*** Begin section ***

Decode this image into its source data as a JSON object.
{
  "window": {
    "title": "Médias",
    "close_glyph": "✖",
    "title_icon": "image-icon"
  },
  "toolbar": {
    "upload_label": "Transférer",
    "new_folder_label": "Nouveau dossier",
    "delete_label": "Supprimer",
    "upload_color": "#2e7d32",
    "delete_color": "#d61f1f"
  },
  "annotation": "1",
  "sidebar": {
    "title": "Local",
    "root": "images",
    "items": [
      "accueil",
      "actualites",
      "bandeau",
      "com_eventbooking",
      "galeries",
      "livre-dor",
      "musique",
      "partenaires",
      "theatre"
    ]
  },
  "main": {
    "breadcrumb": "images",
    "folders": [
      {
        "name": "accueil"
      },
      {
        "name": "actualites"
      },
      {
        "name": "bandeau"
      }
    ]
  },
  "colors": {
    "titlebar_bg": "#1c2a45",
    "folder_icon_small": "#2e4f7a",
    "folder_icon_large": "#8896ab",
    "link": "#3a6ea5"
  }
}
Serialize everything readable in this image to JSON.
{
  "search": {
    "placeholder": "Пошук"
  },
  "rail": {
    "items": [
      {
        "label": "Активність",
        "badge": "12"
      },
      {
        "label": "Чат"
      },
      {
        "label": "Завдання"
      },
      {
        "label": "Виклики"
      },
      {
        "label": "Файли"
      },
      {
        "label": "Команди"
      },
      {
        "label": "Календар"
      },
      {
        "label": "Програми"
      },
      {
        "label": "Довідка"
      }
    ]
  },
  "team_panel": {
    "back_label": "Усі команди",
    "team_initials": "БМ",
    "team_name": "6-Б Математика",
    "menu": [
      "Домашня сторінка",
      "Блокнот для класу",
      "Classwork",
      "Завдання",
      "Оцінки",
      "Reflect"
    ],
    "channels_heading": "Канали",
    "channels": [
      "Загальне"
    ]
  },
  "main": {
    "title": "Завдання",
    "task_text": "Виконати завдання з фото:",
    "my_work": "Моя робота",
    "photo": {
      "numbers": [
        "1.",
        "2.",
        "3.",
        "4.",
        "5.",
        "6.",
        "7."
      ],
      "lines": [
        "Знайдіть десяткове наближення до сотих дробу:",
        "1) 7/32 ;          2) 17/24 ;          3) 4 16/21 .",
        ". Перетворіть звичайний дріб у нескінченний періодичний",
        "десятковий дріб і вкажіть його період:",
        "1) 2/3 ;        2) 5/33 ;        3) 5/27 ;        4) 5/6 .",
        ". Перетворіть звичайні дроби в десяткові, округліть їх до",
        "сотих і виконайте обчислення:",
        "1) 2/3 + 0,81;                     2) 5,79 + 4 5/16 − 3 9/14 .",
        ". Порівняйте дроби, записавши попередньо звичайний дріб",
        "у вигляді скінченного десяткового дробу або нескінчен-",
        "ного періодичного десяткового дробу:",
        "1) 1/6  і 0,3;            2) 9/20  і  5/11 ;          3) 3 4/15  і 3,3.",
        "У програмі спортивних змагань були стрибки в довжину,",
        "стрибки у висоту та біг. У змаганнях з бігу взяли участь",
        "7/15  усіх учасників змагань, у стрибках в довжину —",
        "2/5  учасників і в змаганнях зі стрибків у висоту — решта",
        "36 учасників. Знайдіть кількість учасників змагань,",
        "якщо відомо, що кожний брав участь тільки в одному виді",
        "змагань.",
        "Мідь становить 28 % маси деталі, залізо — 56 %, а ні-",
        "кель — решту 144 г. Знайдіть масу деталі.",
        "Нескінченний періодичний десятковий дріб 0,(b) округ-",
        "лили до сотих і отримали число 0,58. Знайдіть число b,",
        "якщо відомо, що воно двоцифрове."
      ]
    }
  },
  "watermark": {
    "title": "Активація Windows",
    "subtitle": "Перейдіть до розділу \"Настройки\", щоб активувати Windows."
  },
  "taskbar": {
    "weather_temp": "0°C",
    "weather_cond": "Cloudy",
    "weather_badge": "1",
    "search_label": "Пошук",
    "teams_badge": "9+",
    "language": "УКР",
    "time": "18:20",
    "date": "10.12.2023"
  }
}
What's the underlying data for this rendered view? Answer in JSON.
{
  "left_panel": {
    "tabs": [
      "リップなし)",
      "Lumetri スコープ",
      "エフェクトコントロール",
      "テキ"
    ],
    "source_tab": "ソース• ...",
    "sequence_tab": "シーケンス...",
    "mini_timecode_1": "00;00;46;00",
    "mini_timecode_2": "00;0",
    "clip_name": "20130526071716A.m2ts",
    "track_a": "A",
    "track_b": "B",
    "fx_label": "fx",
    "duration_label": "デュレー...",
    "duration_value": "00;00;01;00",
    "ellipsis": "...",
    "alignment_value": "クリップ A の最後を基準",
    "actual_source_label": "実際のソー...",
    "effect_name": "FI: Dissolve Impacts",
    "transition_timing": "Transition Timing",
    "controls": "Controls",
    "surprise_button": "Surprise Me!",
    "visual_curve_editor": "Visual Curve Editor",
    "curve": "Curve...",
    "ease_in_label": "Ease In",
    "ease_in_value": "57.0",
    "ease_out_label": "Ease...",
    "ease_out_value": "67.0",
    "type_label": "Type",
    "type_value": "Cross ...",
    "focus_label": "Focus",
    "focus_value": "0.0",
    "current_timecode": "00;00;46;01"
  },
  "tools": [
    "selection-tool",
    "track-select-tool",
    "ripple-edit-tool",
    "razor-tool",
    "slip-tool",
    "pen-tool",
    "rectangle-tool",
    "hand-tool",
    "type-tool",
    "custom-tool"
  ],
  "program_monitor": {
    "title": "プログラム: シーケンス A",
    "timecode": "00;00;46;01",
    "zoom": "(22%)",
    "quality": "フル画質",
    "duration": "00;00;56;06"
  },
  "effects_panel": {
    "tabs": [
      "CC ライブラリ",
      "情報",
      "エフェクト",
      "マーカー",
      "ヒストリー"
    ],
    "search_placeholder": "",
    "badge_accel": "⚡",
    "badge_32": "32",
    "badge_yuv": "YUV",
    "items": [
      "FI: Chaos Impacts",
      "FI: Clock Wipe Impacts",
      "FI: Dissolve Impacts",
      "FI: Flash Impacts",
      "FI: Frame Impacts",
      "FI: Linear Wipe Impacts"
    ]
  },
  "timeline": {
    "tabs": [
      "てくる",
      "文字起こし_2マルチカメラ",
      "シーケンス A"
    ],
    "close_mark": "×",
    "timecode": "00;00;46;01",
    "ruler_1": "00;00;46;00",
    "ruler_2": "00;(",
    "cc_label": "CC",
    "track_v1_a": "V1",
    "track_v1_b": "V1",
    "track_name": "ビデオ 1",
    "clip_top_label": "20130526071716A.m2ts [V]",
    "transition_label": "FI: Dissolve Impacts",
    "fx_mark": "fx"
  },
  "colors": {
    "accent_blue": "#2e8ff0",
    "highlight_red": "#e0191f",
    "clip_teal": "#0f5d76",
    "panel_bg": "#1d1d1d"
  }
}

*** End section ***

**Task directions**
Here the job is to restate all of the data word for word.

**The completed task**
Decode this image into its source data as a JSON object.
{
  "window": {
    "title": "Médias",
    "close_glyph": "✖",
    "title_icon": "image-icon"
  },
  "toolbar": {
    "upload_label": "Transférer",
    "new_folder_label": "Nouveau dossier",
    "delete_label": "Supprimer",
    "upload_color": "#2e7d32",
    "delete_color": "#d61f1f"
  },
  "annotation": "1",
  "sidebar": {
    "title": "Local",
    "root": "images",
    "items": [
      "accueil",
      "actualites",
      "bandeau",
      "com_eventbooking",
      "galeries",
      "livre-dor",
      "musique",
      "partenaires",
      "theatre"
    ]
  },
  "main": {
    "breadcrumb": "images",
    "folders": [
      {
        "name": "accueil"
      },
      {
        "name": "actualites"
      },
      {
        "name": "bandeau"
      }
    ]
  },
  "colors": {
    "titlebar_bg": "#1c2a45",
    "folder_icon_small": "#2e4f7a",
    "folder_icon_large": "#8896ab",
    "link": "#3a6ea5"
  }
}
Serialize everything readable in this image to JSON.
{
  "search": {
    "placeholder": "Пошук"
  },
  "rail": {
    "items": [
      {
        "label": "Активність",
        "badge": "12"
      },
      {
        "label": "Чат"
      },
      {
        "label": "Завдання"
      },
      {
        "label": "Виклики"
      },
      {
        "label": "Файли"
      },
      {
        "label": "Команди"
      },
      {
        "label": "Календар"
      },
      {
        "label": "Програми"
      },
      {
        "label": "Довідка"
      }
    ]
  },
  "team_panel": {
    "back_label": "Усі команди",
    "team_initials": "БМ",
    "team_name": "6-Б Математика",
    "menu": [
      "Домашня сторінка",
      "Блокнот для класу",
      "Classwork",
      "Завдання",
      "Оцінки",
      "Reflect"
    ],
    "channels_heading": "Канали",
    "channels": [
      "Загальне"
    ]
  },
  "main": {
    "title": "Завдання",
    "task_text": "Виконати завдання з фото:",
    "my_work": "Моя робота",
    "photo": {
      "numbers": [
        "1.",
        "2.",
        "3.",
        "4.",
        "5.",
        "6.",
        "7."
      ],
      "lines": [
        "Знайдіть десяткове наближення до сотих дробу:",
        "1) 7/32 ;          2) 17/24 ;          3) 4 16/21 .",
        ". Перетворіть звичайний дріб у нескінченний періодичний",
        "десятковий дріб і вкажіть його період:",
        "1) 2/3 ;        2) 5/33 ;        3) 5/27 ;        4) 5/6 .",
        ". Перетворіть звичайні дроби в десяткові, округліть їх до",
        "сотих і виконайте обчислення:",
        "1) 2/3 + 0,81;                     2) 5,79 + 4 5/16 − 3 9/14 .",
        ". Порівняйте дроби, записавши попередньо звичайний дріб",
        "у вигляді скінченного десяткового дробу або нескінчен-",
        "ного періодичного десяткового дробу:",
        "1) 1/6  і 0,3;            2) 9/20  і  5/11 ;          3) 3 4/15  і 3,3.",
        "У програмі спортивних змагань були стрибки в довжину,",
        "стрибки у висоту та біг. У змаганнях з бігу взяли участь",
        "7/15  усіх учасників змагань, у стрибках в довжину —",
        "2/5  учасників і в змаганнях зі стрибків у висоту — решта",
        "36 учасників. Знайдіть кількість учасників змагань,",
        "якщо відомо, що кожний брав участь тільки в одному виді",
        "змагань.",
        "Мідь становить 28 % маси деталі, залізо — 56 %, а ні-",
        "кель — решту 144 г. Знайдіть масу деталі.",
        "Нескінченний періодичний десятковий дріб 0,(b) округ-",
        "лили до сотих і отримали число 0,58. Знайдіть число b,",
        "якщо відомо, що воно двоцифрове."
      ]
    }
  },
  "watermark": {
    "title": "Активація Windows",
    "subtitle": "Перейдіть до розділу \"Настройки\", щоб активувати Windows."
  },
  "taskbar": {
    "weather_temp": "0°C",
    "weather_cond": "Cloudy",
    "weather_badge": "1",
    "search_label": "Пошук",
    "teams_badge": "9+",
    "language": "УКР",
    "time": "18:20",
    "date": "10.12.2023"
  }
}
What's the underlying data for this rendered view? Answer in JSON.
{
  "left_panel": {
    "tabs": [
      "リップなし)",
      "Lumetri スコープ",
      "エフェクトコントロール",
      "テキ"
    ],
    "source_tab": "ソース• ...",
    "sequence_tab": "シーケンス...",
    "mini_timecode_1": "00;00;46;00",
    "mini_timecode_2": "00;0",
    "clip_name": "20130526071716A.m2ts",
    "track_a": "A",
    "track_b": "B",
    "fx_label": "fx",
    "duration_label": "デュレー...",
    "duration_value": "00;00;01;00",
    "ellipsis": "...",
    "alignment_value": "クリップ A の最後を基準",
    "actual_source_label": "実際のソー...",
    "effect_name": "FI: Dissolve Impacts",
    "transition_timing": "Transition Timing",
    "controls": "Controls",
    "surprise_button": "Surprise Me!",
    "visual_curve_editor": "Visual Curve Editor",
    "curve": "Curve...",
    "ease_in_label": "Ease In",
    "ease_in_value": "57.0",
    "ease_out_label": "Ease...",
    "ease_out_value": "67.0",
    "type_label": "Type",
    "type_value": "Cross ...",
    "focus_label": "Focus",
    "focus_value": "0.0",
    "current_timecode": "00;00;46;01"
  },
  "tools": [
    "selection-tool",
    "track-select-tool",
    "ripple-edit-tool",
    "razor-tool",
    "slip-tool",
    "pen-tool",
    "rectangle-tool",
    "hand-tool",
    "type-tool",
    "custom-tool"
  ],
  "program_monitor": {
    "title": "プログラム: シーケンス A",
    "timecode": "00;00;46;01",
    "zoom": "(22%)",
    "quality": "フル画質",
    "duration": "00;00;56;06"
  },
  "effects_panel": {
    "tabs": [
      "CC ライブラリ",
      "情報",
      "エフェクト",
      "マーカー",
      "ヒストリー"
    ],
    "search_placeholder": "",
    "badge_accel": "⚡",
    "badge_32": "32",
    "badge_yuv": "YUV",
    "items": [
      "FI: Chaos Impacts",
      "FI: Clock Wipe Impacts",
      "FI: Dissolve Impacts",
      "FI: Flash Impacts",
      "FI: Frame Impacts",
      "FI: Linear Wipe Impacts"
    ]
  },
  "timeline": {
    "tabs": [
      "てくる",
      "文字起こし_2マルチカメラ",
      "シーケンス A"
    ],
    "close_mark": "×",
    "timecode": "00;00;46;01",
    "ruler_1": "00;00;46;00",
    "ruler_2": "00;(",
    "cc_label": "CC",
    "track_v1_a": "V1",
    "track_v1_b": "V1",
    "track_name": "ビデオ 1",
    "clip_top_label": "20130526071716A.m2ts [V]",
    "transition_label": "FI: Dissolve Impacts",
    "fx_mark": "fx"
  },
  "colors": {
    "accent_blue": "#2e8ff0",
    "highlight_red": "#e0191f",
    "clip_teal": "#0f5d76",
    "panel_bg": "#1d1d1d"
  }
}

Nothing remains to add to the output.